▸ **Exercise**
The reply must reproduce each line below exactly.
-------- Record set --------
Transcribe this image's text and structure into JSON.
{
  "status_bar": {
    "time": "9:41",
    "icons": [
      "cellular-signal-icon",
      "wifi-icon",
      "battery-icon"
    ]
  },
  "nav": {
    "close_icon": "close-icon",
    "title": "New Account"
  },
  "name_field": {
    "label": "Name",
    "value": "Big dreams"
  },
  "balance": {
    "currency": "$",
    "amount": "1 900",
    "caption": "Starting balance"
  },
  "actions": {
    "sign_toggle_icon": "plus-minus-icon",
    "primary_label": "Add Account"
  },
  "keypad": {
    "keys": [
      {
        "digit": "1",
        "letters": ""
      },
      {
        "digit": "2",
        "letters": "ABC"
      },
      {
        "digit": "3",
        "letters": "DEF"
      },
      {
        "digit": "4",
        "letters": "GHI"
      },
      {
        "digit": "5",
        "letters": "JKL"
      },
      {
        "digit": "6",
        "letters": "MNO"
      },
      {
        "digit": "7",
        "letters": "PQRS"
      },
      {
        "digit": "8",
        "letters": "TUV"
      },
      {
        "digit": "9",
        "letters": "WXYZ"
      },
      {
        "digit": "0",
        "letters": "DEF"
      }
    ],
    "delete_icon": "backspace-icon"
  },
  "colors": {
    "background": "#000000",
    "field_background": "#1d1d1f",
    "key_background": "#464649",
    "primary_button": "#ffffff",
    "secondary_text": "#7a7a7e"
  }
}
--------
▸ **Task response**
Transcribe this image's text and structure into JSON.
{
  "status_bar": {
    "time": "9:41",
    "icons": [
      "cellular-signal-icon",
      "wifi-icon",
      "battery-icon"
    ]
  },
  "nav": {
    "close_icon": "close-icon",
    "title": "New Account"
  },
  "name_field": {
    "label": "Name",
    "value": "Big dreams"
  },
  "balance": {
    "currency": "$",
    "amount": "1 900",
    "caption": "Starting balance"
  },
  "actions": {
    "sign_toggle_icon": "plus-minus-icon",
    "primary_label": "Add Account"
  },
  "keypad": {
    "keys": [
      {
        "digit": "1",
        "letters": ""
      },
      {
        "digit": "2",
        "letters": "ABC"
      },
      {
        "digit": "3",
        "letters": "DEF"
      },
      {
        "digit": "4",
        "letters": "GHI"
      },
      {
        "digit": "5",
        "letters": "JKL"
      },
      {
        "digit": "6",
        "letters": "MNO"
      },
      {
        "digit": "7",
        "letters": "PQRS"
      },
      {
        "digit": "8",
        "letters": "TUV"
      },
      {
        "digit": "9",
        "letters": "WXYZ"
      },
      {
        "digit": "0",
        "letters": "DEF"
      }
    ],
    "delete_icon": "backspace-icon"
  },
  "colors": {
    "background": "#000000",
    "field_background": "#1d1d1f",
    "key_background": "#464649",
    "primary_button": "#ffffff",
    "secondary_text": "#7a7a7e"
  }
}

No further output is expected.